(Beginning of Data section)

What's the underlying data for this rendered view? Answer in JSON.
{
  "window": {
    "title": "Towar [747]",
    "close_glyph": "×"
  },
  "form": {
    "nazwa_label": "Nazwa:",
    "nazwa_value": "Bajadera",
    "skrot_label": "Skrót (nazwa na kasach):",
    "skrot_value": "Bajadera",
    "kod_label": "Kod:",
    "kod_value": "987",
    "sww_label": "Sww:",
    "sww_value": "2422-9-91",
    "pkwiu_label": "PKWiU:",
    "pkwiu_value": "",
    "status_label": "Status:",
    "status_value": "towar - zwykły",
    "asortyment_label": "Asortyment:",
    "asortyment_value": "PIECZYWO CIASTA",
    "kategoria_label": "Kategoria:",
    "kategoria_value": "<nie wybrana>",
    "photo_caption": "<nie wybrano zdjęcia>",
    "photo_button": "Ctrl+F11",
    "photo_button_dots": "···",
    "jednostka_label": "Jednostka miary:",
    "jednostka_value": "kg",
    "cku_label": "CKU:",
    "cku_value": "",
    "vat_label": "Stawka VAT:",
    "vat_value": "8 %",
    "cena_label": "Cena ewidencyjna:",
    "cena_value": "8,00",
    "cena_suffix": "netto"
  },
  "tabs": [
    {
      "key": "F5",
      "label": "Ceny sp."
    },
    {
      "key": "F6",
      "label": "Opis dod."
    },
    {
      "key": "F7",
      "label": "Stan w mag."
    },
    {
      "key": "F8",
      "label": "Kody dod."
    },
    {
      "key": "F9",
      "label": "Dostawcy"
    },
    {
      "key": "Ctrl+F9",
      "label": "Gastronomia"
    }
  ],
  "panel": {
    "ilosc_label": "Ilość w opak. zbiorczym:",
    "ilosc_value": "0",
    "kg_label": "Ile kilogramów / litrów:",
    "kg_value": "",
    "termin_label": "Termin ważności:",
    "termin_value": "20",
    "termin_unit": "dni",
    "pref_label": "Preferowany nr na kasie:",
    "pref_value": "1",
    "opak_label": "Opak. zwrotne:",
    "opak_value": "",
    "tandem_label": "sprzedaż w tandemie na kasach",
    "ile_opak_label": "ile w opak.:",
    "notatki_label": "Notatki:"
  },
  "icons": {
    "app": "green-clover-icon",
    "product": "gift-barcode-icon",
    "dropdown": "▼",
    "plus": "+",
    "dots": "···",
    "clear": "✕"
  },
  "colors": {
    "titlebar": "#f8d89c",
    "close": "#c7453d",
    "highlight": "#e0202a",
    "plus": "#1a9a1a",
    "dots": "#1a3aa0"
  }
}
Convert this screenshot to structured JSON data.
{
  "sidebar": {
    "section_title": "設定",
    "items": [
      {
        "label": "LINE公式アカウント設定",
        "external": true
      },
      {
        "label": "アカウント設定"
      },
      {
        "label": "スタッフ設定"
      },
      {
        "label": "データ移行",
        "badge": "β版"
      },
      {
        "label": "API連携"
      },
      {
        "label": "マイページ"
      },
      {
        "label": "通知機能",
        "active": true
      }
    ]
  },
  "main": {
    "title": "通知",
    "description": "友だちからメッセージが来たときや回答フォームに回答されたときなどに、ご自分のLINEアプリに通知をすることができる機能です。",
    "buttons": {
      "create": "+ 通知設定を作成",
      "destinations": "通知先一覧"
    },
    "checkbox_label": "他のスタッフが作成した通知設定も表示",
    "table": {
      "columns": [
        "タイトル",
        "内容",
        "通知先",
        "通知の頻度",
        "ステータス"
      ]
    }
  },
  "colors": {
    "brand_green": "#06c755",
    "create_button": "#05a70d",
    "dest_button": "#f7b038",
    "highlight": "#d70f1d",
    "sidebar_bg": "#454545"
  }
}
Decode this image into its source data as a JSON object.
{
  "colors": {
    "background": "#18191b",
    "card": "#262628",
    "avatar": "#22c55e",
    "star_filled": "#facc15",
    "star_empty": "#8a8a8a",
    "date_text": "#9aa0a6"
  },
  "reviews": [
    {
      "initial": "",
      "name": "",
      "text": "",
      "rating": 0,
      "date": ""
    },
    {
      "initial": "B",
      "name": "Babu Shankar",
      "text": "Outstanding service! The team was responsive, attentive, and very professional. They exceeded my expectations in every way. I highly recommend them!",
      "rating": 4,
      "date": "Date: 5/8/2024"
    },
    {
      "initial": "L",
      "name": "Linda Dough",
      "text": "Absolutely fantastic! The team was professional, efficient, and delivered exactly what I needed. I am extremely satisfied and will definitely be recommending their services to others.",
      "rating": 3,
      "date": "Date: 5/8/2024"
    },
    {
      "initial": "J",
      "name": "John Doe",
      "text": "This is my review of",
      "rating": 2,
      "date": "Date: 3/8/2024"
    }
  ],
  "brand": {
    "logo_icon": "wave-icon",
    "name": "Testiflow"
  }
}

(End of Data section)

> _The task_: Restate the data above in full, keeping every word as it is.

> _The completed task_:
What's the underlying data for this rendered view? Answer in JSON.
{
  "window": {
    "title": "Towar [747]",
    "close_glyph": "×"
  },
  "form": {
    "nazwa_label": "Nazwa:",
    "nazwa_value": "Bajadera",
    "skrot_label": "Skrót (nazwa na kasach):",
    "skrot_value": "Bajadera",
    "kod_label": "Kod:",
    "kod_value": "987",
    "sww_label": "Sww:",
    "sww_value": "2422-9-91",
    "pkwiu_label": "PKWiU:",
    "pkwiu_value": "",
    "status_label": "Status:",
    "status_value": "towar - zwykły",
    "asortyment_label": "Asortyment:",
    "asortyment_value": "PIECZYWO CIASTA",
    "kategoria_label": "Kategoria:",
    "kategoria_value": "<nie wybrana>",
    "photo_caption": "<nie wybrano zdjęcia>",
    "photo_button": "Ctrl+F11",
    "photo_button_dots": "···",
    "jednostka_label": "Jednostka miary:",
    "jednostka_value": "kg",
    "cku_label": "CKU:",
    "cku_value": "",
    "vat_label": "Stawka VAT:",
    "vat_value": "8 %",
    "cena_label": "Cena ewidencyjna:",
    "cena_value": "8,00",
    "cena_suffix": "netto"
  },
  "tabs": [
    {
      "key": "F5",
      "label": "Ceny sp."
    },
    {
      "key": "F6",
      "label": "Opis dod."
    },
    {
      "key": "F7",
      "label": "Stan w mag."
    },
    {
      "key": "F8",
      "label": "Kody dod."
    },
    {
      "key": "F9",
      "label": "Dostawcy"
    },
    {
      "key": "Ctrl+F9",
      "label": "Gastronomia"
    }
  ],
  "panel": {
    "ilosc_label": "Ilość w opak. zbiorczym:",
    "ilosc_value": "0",
    "kg_label": "Ile kilogramów / litrów:",
    "kg_value": "",
    "termin_label": "Termin ważności:",
    "termin_value": "20",
    "termin_unit": "dni",
    "pref_label": "Preferowany nr na kasie:",
    "pref_value": "1",
    "opak_label": "Opak. zwrotne:",
    "opak_value": "",
    "tandem_label": "sprzedaż w tandemie na kasach",
    "ile_opak_label": "ile w opak.:",
    "notatki_label": "Notatki:"
  },
  "icons": {
    "app": "green-clover-icon",
    "product": "gift-barcode-icon",
    "dropdown": "▼",
    "plus": "+",
    "dots": "···",
    "clear": "✕"
  },
  "colors": {
    "titlebar": "#f8d89c",
    "close": "#c7453d",
    "highlight": "#e0202a",
    "plus": "#1a9a1a",
    "dots": "#1a3aa0"
  }
}
Convert this screenshot to structured JSON data.
{
  "sidebar": {
    "section_title": "設定",
    "items": [
      {
        "label": "LINE公式アカウント設定",
        "external": true
      },
      {
        "label": "アカウント設定"
      },
      {
        "label": "スタッフ設定"
      },
      {
        "label": "データ移行",
        "badge": "β版"
      },
      {
        "label": "API連携"
      },
      {
        "label": "マイページ"
      },
      {
        "label": "通知機能",
        "active": true
      }
    ]
  },
  "main": {
    "title": "通知",
    "description": "友だちからメッセージが来たときや回答フォームに回答されたときなどに、ご自分のLINEアプリに通知をすることができる機能です。",
    "buttons": {
      "create": "+ 通知設定を作成",
      "destinations": "通知先一覧"
    },
    "checkbox_label": "他のスタッフが作成した通知設定も表示",
    "table": {
      "columns": [
        "タイトル",
        "内容",
        "通知先",
        "通知の頻度",
        "ステータス"
      ]
    }
  },
  "colors": {
    "brand_green": "#06c755",
    "create_button": "#05a70d",
    "dest_button": "#f7b038",
    "highlight": "#d70f1d",
    "sidebar_bg": "#454545"
  }
}
Decode this image into its source data as a JSON object.
{
  "colors": {
    "background": "#18191b",
    "card": "#262628",
    "avatar": "#22c55e",
    "star_filled": "#facc15",
    "star_empty": "#8a8a8a",
    "date_text": "#9aa0a6"
  },
  "reviews": [
    {
      "initial": "",
      "name": "",
      "text": "",
      "rating": 0,
      "date": ""
    },
    {
      "initial": "B",
      "name": "Babu Shankar",
      "text": "Outstanding service! The team was responsive, attentive, and very professional. They exceeded my expectations in every way. I highly recommend them!",
      "rating": 4,
      "date": "Date: 5/8/2024"
    },
    {
      "initial": "L",
      "name": "Linda Dough",
      "text": "Absolutely fantastic! The team was professional, efficient, and delivered exactly what I needed. I am extremely satisfied and will definitely be recommending their services to others.",
      "rating": 3,
      "date": "Date: 5/8/2024"
    },
    {
      "initial": "J",
      "name": "John Doe",
      "text": "This is my review of",
      "rating": 2,
      "date": "Date: 3/8/2024"
    }
  ],
  "brand": {
    "logo_icon": "wave-icon",
    "name": "Testiflow"
  }
}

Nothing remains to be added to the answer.